Unfortunately, SQL doesn't support true "before" and "after" queries (a major flaw, IMO), or it would be quite simple. One could insert each time quantity in a table with the store ID as another field, query the store ID (and possibly day) and retrieve the values sorted, then walk through them. Or one could insert all the times as a string (JSON or simple string -- already sorted) in the main store record, retrieve and parse the string, then walk through it. I'd probably go with the simple string -- just walk through it N characters at a time, since the values are fixed-length. –  Hot Licks Apr 25 '12 at 11:03

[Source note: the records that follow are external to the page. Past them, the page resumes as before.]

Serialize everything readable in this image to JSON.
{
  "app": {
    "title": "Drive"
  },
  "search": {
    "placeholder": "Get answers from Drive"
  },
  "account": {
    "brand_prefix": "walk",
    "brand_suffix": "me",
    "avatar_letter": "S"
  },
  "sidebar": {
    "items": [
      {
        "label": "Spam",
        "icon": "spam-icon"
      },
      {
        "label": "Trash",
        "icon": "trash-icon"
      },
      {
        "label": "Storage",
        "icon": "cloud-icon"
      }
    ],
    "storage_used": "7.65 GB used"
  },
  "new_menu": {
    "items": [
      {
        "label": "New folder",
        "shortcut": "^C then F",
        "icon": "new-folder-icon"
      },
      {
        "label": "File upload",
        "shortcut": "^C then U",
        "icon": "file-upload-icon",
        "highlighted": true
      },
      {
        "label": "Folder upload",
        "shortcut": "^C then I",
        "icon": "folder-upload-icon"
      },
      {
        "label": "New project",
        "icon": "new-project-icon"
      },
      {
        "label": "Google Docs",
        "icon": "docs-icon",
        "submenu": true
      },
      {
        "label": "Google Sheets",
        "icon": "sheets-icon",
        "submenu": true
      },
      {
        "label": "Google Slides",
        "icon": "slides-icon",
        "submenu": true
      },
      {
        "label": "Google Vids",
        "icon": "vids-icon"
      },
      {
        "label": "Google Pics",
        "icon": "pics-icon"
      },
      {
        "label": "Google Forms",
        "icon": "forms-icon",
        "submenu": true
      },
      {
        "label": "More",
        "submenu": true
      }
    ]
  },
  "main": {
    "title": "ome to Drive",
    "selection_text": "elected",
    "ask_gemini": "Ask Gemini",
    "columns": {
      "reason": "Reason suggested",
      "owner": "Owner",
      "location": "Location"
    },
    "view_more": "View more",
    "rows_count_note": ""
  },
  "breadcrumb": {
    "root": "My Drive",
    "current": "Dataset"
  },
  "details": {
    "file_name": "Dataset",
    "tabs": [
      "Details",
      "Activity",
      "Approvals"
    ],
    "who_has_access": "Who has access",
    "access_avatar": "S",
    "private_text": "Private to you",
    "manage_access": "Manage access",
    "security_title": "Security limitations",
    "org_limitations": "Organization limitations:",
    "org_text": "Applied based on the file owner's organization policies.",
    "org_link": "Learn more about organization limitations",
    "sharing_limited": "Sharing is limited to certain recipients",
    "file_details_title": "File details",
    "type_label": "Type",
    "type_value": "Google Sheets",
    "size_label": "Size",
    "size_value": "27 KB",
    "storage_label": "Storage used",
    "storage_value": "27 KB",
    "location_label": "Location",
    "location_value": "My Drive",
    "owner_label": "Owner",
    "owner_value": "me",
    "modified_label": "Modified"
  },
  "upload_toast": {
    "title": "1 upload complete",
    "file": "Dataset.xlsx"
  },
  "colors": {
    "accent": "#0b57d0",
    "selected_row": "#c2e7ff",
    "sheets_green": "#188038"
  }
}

"Walk through it" - too much room for human input error. There has to be something more robust and generic than this. –  Joe Masilotti Apr 25 '12 at 15:04
@JoeMasilotti -- "Walk through it" means to step sequentially through the list and compare, in a simple loop. If the list is arranged as fixed-length entries (pre-processed as I described above) this is fairly efficient and reasonably robust. (You should verify the format and general "goodness" of the data before you put it into the DB.) –  Hot Licks Apr 26 '12 at 12:15